Your assignment
Each record must be copied in full and unchanged; any image it holds is excluded.

(Dataset rows for apps and sites)
-----

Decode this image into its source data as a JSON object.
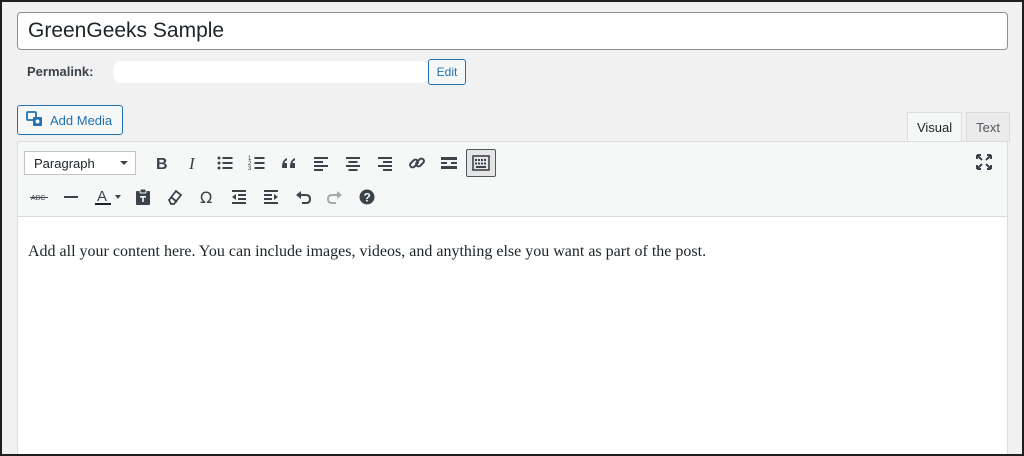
{
  "post": {
    "title": "GreenGeeks Sample",
    "permalink_label": "Permalink:",
    "edit_label": "Edit",
    "add_media_label": "Add Media"
  },
  "tabs": [
    {
      "label": "Visual",
      "active": true
    },
    {
      "label": "Text",
      "active": false
    }
  ],
  "toolbar": {
    "format_value": "Paragraph",
    "row1_icons": [
      "bold-icon",
      "italic-icon",
      "bulleted-list-icon",
      "numbered-list-icon",
      "blockquote-icon",
      "align-left-icon",
      "align-center-icon",
      "align-right-icon",
      "link-icon",
      "read-more-icon",
      "toolbar-toggle-icon"
    ],
    "row2_icons": [
      "strikethrough-icon",
      "horizontal-line-icon",
      "text-color-icon",
      "paste-text-icon",
      "clear-formatting-icon",
      "special-character-icon",
      "outdent-icon",
      "indent-icon",
      "undo-icon",
      "redo-icon",
      "help-icon"
    ],
    "strike_label": "ABC",
    "textcolor_label": "A",
    "omega": "Ω",
    "help": "?"
  },
  "content": {
    "body": "Add all your content here. You can include images, videos, and anything else you want as part of the post."
  },
  "colors": {
    "accent": "#2271b1",
    "toolbar_bg": "#f6f7f7",
    "page_bg": "#f1f1f1"
  }
}
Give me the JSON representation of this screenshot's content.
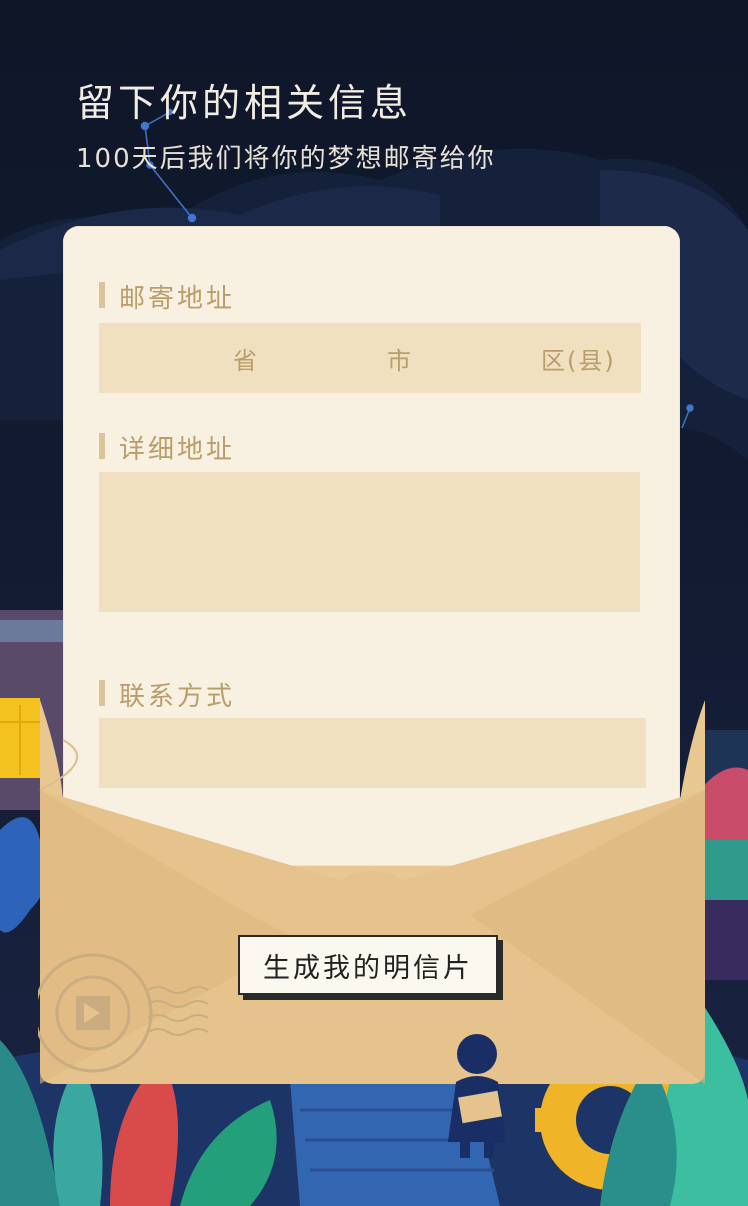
{
  "header": {
    "title": "留下你的相关信息",
    "subtitle": "100天后我们将你的梦想邮寄给你"
  },
  "form": {
    "mailing_address": {
      "label": "邮寄地址",
      "province": "省",
      "city": "市",
      "district": "区(县)"
    },
    "detail_address": {
      "label": "详细地址",
      "value": ""
    },
    "contact": {
      "label": "联系方式",
      "value": ""
    }
  },
  "actions": {
    "generate_label": "生成我的明信片"
  },
  "colors": {
    "sky": "#0f1628",
    "paper": "#f8f1e1",
    "field": "#f1e0bf",
    "label": "#b99d6b",
    "envelope": "#e6c38c",
    "accent_blue": "#3b7bd6"
  },
  "icons": [
    "constellation-icon",
    "stamp-icon",
    "leaf-icon",
    "gear-icon",
    "person-figure-icon"
  ]
}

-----

Written reply
Decode this image into its source data as a JSON object.
{
  "post": {
    "title": "GreenGeeks Sample",
    "permalink_label": "Permalink:",
    "edit_label": "Edit",
    "add_media_label": "Add Media"
  },
  "tabs": [
    {
      "label": "Visual",
      "active": true
    },
    {
      "label": "Text",
      "active": false
    }
  ],
  "toolbar": {
    "format_value": "Paragraph",
    "row1_icons": [
      "bold-icon",
      "italic-icon",
      "bulleted-list-icon",
      "numbered-list-icon",
      "blockquote-icon",
      "align-left-icon",
      "align-center-icon",
      "align-right-icon",
      "link-icon",
      "read-more-icon",
      "toolbar-toggle-icon"
    ],
    "row2_icons": [
      "strikethrough-icon",
      "horizontal-line-icon",
      "text-color-icon",
      "paste-text-icon",
      "clear-formatting-icon",
      "special-character-icon",
      "outdent-icon",
      "indent-icon",
      "undo-icon",
      "redo-icon",
      "help-icon"
    ],
    "strike_label": "ABC",
    "textcolor_label": "A",
    "omega": "Ω",
    "help": "?"
  },
  "content": {
    "body": "Add all your content here. You can include images, videos, and anything else you want as part of the post."
  },
  "colors": {
    "accent": "#2271b1",
    "toolbar_bg": "#f6f7f7",
    "page_bg": "#f1f1f1"
  }
}
Give me the JSON representation of this screenshot's content.
{
  "header": {
    "title": "留下你的相关信息",
    "subtitle": "100天后我们将你的梦想邮寄给你"
  },
  "form": {
    "mailing_address": {
      "label": "邮寄地址",
      "province": "省",
      "city": "市",
      "district": "区(县)"
    },
    "detail_address": {
      "label": "详细地址",
      "value": ""
    },
    "contact": {
      "label": "联系方式",
      "value": ""
    }
  },
  "actions": {
    "generate_label": "生成我的明信片"
  },
  "colors": {
    "sky": "#0f1628",
    "paper": "#f8f1e1",
    "field": "#f1e0bf",
    "label": "#b99d6b",
    "envelope": "#e6c38c",
    "accent_blue": "#3b7bd6"
  },
  "icons": [
    "constellation-icon",
    "stamp-icon",
    "leaf-icon",
    "gear-icon",
    "person-figure-icon"
  ]
}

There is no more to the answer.